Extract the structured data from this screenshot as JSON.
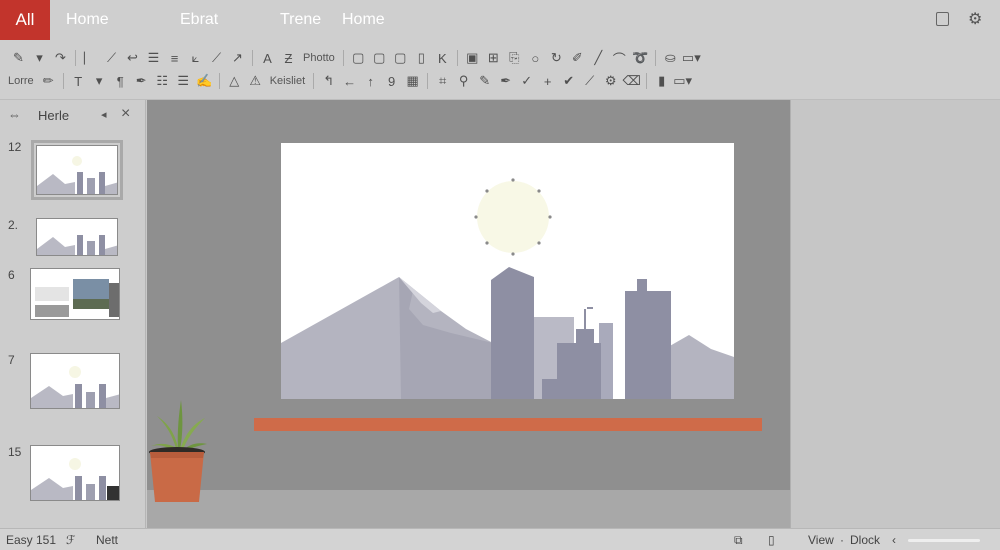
{
  "tabs": [
    {
      "label": "All",
      "active": true
    },
    {
      "label": "Home"
    },
    {
      "label": "Ebrat"
    },
    {
      "label": "Trene"
    },
    {
      "label": "Home"
    }
  ],
  "ribbon": {
    "row1_labels": [
      "Photto"
    ],
    "row2_labels": [
      "Lorre",
      "Keisliet"
    ]
  },
  "slides_panel": {
    "title": "Herle",
    "slide_numbers": [
      "12",
      "2.",
      "6",
      "7",
      "15"
    ]
  },
  "status_bar": {
    "left_text": "Easy 151",
    "left_text2": "Nett",
    "view_label": "View",
    "dock_label": "Dlock"
  },
  "colors": {
    "accent": "#c2342c",
    "shelf": "#cf6b49",
    "pot": "#c96a46",
    "building": "#8e8fa3",
    "mountain": "#b4b4c0",
    "sun": "#f8f8e6"
  }
}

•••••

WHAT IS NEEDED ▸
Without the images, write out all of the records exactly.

RESULT OF THE EXERCISE ▸
Extract the structured data from this screenshot as JSON.
{
  "tabs": [
    {
      "label": "All",
      "active": true
    },
    {
      "label": "Home"
    },
    {
      "label": "Ebrat"
    },
    {
      "label": "Trene"
    },
    {
      "label": "Home"
    }
  ],
  "ribbon": {
    "row1_labels": [
      "Photto"
    ],
    "row2_labels": [
      "Lorre",
      "Keisliet"
    ]
  },
  "slides_panel": {
    "title": "Herle",
    "slide_numbers": [
      "12",
      "2.",
      "6",
      "7",
      "15"
    ]
  },
  "status_bar": {
    "left_text": "Easy 151",
    "left_text2": "Nett",
    "view_label": "View",
    "dock_label": "Dlock"
  },
  "colors": {
    "accent": "#c2342c",
    "shelf": "#cf6b49",
    "pot": "#c96a46",
    "building": "#8e8fa3",
    "mountain": "#b4b4c0",
    "sun": "#f8f8e6"
  }
}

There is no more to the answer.